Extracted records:
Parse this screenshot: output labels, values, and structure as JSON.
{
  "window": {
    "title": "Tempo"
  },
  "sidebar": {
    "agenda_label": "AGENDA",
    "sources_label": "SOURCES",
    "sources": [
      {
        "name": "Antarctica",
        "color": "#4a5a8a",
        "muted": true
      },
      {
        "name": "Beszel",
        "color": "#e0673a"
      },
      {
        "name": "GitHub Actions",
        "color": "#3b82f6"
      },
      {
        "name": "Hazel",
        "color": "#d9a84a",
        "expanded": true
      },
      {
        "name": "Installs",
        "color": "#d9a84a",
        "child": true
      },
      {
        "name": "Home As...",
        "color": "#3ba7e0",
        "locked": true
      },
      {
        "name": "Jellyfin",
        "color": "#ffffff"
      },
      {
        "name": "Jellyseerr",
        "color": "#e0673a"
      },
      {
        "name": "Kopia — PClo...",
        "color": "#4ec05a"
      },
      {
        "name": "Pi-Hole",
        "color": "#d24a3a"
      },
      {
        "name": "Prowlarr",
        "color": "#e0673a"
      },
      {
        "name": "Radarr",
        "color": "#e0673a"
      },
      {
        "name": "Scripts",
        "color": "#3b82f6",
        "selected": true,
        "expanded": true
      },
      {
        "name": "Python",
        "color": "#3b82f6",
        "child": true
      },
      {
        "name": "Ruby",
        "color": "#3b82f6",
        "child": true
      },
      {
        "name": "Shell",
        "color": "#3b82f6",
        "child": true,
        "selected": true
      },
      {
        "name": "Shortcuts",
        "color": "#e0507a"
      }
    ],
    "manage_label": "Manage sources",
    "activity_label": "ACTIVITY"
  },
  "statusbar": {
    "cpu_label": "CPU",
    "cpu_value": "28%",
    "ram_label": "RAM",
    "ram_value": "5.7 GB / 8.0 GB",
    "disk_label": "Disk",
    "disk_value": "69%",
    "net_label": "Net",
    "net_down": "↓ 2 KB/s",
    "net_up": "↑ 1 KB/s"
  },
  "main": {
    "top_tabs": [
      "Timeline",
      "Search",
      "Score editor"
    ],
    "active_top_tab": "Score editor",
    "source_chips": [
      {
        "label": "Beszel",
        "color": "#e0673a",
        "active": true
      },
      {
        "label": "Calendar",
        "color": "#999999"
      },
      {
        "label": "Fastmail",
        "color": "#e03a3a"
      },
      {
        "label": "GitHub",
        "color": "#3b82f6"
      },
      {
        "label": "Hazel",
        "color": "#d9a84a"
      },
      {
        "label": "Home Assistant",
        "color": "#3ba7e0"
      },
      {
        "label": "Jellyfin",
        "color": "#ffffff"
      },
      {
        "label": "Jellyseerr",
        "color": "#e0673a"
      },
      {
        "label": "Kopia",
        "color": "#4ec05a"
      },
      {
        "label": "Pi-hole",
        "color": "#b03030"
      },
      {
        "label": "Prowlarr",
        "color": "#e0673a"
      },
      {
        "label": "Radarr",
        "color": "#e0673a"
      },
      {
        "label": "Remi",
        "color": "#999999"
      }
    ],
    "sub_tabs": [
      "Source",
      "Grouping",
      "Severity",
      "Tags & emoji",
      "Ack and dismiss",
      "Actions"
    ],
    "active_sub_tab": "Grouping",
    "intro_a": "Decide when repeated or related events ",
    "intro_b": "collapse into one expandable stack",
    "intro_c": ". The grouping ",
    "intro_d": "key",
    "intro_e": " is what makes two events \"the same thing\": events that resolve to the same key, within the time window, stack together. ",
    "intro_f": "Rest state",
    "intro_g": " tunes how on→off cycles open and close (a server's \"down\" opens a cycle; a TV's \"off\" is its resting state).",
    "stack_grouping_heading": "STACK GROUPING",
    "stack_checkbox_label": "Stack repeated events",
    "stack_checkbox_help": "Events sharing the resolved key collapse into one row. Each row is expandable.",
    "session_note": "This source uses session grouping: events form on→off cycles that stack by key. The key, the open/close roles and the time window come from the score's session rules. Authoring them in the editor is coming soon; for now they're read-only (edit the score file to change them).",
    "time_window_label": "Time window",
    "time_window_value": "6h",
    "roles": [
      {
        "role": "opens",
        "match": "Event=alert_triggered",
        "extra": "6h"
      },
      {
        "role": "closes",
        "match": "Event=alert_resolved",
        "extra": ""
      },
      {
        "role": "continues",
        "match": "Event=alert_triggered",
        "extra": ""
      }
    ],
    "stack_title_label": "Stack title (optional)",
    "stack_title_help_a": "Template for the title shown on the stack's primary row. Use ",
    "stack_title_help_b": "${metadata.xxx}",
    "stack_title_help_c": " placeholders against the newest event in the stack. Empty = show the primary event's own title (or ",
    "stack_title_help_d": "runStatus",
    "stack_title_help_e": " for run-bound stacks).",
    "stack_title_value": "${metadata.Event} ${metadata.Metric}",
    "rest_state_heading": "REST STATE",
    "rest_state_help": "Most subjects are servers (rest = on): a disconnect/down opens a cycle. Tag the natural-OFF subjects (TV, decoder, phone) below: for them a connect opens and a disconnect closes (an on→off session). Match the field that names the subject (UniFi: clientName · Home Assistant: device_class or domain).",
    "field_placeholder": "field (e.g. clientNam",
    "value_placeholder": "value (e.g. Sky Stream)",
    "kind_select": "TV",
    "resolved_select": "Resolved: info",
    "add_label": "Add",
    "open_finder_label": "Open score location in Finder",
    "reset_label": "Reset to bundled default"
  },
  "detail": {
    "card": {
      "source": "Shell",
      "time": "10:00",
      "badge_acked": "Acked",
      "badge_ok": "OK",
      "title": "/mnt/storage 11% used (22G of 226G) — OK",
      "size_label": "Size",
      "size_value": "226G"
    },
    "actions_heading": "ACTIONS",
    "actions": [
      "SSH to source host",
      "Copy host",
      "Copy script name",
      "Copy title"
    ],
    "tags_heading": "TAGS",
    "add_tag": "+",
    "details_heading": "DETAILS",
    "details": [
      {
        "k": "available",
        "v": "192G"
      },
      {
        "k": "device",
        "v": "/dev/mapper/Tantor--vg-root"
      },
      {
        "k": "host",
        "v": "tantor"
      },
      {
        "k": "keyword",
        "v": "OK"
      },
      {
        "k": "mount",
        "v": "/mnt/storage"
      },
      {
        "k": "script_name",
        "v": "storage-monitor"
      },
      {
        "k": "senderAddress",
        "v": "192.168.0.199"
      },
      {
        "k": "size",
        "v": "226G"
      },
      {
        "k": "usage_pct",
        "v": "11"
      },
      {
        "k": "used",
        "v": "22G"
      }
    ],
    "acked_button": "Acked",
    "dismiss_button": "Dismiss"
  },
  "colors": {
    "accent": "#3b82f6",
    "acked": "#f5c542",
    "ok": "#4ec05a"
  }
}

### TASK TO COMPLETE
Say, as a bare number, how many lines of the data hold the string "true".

### ANSWER SECTION
11